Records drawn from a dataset
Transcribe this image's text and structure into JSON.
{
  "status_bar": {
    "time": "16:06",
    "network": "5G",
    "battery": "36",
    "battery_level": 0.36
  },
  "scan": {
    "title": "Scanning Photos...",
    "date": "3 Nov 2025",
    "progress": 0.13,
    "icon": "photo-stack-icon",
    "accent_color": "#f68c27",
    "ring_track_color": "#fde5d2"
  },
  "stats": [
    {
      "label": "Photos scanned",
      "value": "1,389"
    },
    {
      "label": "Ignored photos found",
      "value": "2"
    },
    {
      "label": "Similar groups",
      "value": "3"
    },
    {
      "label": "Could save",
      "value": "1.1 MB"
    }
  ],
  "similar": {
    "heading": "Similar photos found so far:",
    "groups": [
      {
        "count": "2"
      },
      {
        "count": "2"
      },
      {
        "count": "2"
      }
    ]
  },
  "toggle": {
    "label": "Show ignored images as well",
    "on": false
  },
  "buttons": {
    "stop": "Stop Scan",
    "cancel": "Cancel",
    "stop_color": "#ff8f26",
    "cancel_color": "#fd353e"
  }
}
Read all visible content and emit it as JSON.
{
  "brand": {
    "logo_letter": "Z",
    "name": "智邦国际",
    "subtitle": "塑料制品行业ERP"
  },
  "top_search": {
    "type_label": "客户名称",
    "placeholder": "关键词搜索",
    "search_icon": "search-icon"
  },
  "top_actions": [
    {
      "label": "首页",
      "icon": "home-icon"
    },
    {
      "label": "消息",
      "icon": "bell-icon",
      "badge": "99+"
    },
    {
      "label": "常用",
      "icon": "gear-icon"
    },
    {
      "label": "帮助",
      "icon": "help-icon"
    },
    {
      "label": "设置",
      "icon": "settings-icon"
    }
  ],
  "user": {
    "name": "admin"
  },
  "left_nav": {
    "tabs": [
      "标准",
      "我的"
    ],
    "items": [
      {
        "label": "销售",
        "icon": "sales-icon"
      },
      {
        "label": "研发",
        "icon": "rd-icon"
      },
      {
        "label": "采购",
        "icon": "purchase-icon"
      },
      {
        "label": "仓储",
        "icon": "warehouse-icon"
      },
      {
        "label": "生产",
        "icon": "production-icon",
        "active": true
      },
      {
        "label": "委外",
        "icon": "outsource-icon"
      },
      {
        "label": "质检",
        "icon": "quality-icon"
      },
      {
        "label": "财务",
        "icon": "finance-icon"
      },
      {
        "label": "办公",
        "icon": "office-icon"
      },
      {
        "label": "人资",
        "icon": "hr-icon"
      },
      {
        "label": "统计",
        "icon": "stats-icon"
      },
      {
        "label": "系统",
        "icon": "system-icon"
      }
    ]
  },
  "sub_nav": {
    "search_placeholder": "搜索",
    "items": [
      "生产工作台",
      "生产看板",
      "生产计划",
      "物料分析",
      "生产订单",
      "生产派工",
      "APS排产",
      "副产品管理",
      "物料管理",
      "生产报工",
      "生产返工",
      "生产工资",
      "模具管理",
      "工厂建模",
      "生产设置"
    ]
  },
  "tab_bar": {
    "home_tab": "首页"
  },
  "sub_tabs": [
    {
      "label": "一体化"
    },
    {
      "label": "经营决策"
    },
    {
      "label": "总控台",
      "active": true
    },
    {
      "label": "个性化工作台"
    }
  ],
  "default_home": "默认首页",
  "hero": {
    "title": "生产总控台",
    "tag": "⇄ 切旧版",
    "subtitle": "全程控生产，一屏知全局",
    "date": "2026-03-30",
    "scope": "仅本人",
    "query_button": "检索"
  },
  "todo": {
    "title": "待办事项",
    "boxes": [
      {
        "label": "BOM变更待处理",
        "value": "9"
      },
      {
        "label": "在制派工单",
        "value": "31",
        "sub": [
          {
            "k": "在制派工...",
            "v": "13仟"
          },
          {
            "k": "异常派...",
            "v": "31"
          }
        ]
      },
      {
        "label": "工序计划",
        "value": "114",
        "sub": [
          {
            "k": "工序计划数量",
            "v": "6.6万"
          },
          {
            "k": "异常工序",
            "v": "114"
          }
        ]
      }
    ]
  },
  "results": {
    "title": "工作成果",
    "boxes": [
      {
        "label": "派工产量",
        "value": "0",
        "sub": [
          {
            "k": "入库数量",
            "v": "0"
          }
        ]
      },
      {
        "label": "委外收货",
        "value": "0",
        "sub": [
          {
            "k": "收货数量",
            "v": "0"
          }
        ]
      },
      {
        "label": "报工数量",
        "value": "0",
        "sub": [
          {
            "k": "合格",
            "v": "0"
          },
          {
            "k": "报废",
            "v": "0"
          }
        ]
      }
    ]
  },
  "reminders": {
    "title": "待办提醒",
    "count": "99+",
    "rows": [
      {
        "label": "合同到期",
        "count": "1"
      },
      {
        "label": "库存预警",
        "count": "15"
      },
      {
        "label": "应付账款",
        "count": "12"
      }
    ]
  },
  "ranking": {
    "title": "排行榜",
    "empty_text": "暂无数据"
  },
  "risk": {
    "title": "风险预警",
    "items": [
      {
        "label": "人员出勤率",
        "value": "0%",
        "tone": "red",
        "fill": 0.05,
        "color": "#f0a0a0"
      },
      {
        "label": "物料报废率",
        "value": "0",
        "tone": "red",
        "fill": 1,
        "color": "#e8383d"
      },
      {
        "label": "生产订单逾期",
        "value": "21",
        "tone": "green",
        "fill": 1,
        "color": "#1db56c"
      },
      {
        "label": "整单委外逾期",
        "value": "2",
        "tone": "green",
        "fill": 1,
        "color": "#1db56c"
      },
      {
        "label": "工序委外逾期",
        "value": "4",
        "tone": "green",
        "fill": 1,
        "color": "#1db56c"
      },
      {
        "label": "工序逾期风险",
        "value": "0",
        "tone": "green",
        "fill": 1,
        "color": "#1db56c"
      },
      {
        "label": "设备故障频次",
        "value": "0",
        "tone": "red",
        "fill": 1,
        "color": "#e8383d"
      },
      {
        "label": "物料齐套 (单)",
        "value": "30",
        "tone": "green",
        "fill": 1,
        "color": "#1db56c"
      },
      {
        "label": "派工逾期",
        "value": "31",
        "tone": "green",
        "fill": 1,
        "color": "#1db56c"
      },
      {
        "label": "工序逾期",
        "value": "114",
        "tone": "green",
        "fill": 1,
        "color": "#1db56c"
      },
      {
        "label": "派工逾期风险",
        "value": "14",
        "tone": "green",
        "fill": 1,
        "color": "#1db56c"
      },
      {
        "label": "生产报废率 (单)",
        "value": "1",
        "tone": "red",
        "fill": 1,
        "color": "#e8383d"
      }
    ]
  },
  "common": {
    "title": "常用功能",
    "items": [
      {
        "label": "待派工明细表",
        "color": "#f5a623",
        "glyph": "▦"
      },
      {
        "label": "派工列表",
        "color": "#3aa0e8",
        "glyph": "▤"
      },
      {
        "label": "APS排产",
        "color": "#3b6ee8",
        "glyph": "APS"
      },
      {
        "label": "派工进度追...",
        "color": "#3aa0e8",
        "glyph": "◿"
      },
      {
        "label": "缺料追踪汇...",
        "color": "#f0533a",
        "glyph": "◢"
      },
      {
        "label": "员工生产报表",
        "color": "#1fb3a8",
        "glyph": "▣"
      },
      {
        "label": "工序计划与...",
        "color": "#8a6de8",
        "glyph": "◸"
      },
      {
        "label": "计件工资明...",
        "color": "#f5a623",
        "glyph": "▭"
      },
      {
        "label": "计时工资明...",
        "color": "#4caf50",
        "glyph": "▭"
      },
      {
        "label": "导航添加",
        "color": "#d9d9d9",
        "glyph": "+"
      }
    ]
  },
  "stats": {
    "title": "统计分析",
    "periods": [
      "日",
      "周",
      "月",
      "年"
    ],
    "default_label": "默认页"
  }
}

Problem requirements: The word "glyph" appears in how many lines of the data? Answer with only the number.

Exercise solution: 10